The secret of Chinese porcelain production was finally understood in Germany in 1708 and led to the growth of the European porcelain industry. The discovery of hard-paste porcelain is credited to the mathematician, physicist and physician Ehrenfried Walther von Tschirnhaus. Following his death, the alchemist Johann Friedrich Böttger began producing porcelain at the Meissen porcelain manufactory, where this teapot was created.
In the initial years of production, modellers at Meissen turned to Chinese examples for inspiration for its porcelain pieces, especially for tea wares. This flattened pear shape was one of the earliest teapot forms produced at Meissen, copied from Chinese export pieces and first produced in Böttger stoneware, as modelled by the court silversmith J. J. Irminger. The grotesque mask at the base of the spout however is European in origin and features on many Meissen teapots from the early years of production.
The gold decoration, one of the earliest decorative styles used by the manufactory, is attributed to Johann Georg Funcke, an independent Dresden gilder and enameller.
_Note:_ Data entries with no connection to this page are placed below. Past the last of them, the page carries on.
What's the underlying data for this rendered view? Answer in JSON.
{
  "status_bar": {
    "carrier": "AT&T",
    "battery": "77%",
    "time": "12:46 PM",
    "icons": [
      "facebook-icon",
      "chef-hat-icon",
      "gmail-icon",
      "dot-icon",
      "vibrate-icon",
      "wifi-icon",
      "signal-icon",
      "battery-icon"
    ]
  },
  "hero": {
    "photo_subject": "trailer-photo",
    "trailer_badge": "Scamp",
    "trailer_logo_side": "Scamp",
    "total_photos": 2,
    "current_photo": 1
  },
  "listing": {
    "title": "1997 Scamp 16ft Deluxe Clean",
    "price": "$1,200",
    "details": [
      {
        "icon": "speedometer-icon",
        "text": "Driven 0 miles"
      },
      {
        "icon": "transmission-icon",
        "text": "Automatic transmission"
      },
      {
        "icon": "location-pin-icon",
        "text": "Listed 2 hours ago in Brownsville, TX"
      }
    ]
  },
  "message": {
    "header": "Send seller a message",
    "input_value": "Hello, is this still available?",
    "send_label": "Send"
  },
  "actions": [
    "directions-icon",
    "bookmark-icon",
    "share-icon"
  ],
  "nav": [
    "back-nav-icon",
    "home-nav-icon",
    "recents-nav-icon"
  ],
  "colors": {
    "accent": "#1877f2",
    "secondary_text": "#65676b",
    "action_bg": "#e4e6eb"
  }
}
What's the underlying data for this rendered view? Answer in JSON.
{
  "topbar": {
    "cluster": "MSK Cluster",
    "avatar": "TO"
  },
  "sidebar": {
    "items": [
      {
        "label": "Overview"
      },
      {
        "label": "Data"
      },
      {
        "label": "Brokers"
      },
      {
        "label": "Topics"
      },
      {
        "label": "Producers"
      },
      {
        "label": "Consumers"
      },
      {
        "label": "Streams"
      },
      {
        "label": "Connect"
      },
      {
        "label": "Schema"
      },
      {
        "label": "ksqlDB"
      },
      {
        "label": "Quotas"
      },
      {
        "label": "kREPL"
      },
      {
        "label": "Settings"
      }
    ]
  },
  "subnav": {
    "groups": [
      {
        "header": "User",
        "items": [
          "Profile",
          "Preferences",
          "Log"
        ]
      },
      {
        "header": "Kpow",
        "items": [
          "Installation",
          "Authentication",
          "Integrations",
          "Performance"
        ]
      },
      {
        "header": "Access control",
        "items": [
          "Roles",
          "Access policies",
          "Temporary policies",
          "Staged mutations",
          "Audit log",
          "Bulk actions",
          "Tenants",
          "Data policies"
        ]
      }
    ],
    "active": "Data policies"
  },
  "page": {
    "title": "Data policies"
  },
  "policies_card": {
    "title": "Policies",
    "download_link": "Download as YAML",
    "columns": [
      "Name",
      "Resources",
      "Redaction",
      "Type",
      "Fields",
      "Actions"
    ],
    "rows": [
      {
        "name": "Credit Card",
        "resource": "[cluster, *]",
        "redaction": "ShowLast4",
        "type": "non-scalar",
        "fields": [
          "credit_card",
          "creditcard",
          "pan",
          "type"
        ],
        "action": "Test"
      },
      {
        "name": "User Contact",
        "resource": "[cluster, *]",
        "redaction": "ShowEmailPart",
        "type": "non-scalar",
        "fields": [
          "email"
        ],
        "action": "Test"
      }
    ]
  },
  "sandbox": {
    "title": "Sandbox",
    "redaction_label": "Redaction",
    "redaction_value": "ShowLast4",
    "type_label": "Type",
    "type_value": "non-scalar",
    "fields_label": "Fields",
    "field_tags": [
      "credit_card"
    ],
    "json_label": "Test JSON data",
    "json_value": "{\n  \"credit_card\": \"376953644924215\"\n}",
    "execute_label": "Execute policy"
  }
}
Listed in the Meissen records as a gold and silver painter since 1713, his work is recognised for its simplicity, often in reticulated or foliate design in a modest style.